Forfjord is a fjord on the west side of Hinnøya island in Vesterålen in Northern Norway. Forfjord has about 70 inhabitants and is located 30 kilometers from Sortland and 70 kilometers from Andenes. The name is derived from its pine forest, as "Furu" and "Forra" translates to pine tree.
It has rich resources for small and large game hunters, rivers and mountain lakes attracting sports fishermen from near and afar, and a nature reserve with the oldest living pine trees on record in Northern Europe. Among 1000-year-old living trees, trees still standing have been dated to 830 AD. It is assumed that this forest served as source of timber and tar for viking ships, and there are settlements and burial sites that have not yet been excavated.

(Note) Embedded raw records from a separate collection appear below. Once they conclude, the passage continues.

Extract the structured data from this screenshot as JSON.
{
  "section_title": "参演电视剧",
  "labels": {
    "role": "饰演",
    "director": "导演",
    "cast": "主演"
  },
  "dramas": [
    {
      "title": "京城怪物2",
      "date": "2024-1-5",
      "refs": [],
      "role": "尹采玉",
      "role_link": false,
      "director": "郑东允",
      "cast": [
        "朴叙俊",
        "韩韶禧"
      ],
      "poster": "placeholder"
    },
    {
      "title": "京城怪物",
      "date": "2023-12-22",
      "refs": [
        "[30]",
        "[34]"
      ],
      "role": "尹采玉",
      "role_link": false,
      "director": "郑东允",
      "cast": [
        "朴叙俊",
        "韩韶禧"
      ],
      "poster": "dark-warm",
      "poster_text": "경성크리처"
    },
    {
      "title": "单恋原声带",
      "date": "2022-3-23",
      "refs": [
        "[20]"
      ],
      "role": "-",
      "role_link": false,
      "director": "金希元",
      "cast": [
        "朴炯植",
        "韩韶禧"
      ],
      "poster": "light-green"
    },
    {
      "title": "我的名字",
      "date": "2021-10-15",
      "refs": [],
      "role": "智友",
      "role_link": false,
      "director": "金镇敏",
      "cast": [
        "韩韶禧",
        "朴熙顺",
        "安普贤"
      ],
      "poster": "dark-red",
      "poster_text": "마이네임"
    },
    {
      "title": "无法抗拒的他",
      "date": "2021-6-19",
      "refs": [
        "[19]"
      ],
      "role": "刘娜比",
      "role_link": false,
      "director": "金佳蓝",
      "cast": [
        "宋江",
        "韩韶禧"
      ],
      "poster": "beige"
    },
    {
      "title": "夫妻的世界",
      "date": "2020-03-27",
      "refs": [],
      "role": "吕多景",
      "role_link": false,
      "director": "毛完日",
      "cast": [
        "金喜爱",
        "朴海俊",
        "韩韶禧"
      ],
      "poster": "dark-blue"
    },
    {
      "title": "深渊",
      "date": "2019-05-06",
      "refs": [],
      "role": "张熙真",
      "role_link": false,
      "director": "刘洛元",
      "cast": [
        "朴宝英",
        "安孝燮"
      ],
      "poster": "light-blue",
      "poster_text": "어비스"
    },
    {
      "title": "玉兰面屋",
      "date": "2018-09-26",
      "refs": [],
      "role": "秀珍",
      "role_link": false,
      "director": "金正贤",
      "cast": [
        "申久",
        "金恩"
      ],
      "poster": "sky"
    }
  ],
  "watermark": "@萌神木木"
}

Forfjord was the home of Hans Jørgen Furfjord (also known as Hans Jørgensen, Hans Jørnsa), who led the first expedition to stay the winter on Svalbard, to hunt for silver foxes, walruses, seals and polar bears. Skins (from silver foxes in particular), salted meat and animal oils were precious commodities at the time. Items from his expeditions are stored in museums in Tromsø and on Svalbard and he wrote diaries so far only available in Norwegian. Among weather descriptions and catch reports, they contain well-written stories of adventurous European monarchs visiting, him being imprisoned by British soldiers for not supplying them for free, nearly freezing to death and barely surviving polar bear encounters. He died of old age at home in Forfjord, and left behind his wife Elise and 15 children, several of which later emigrated to the United States.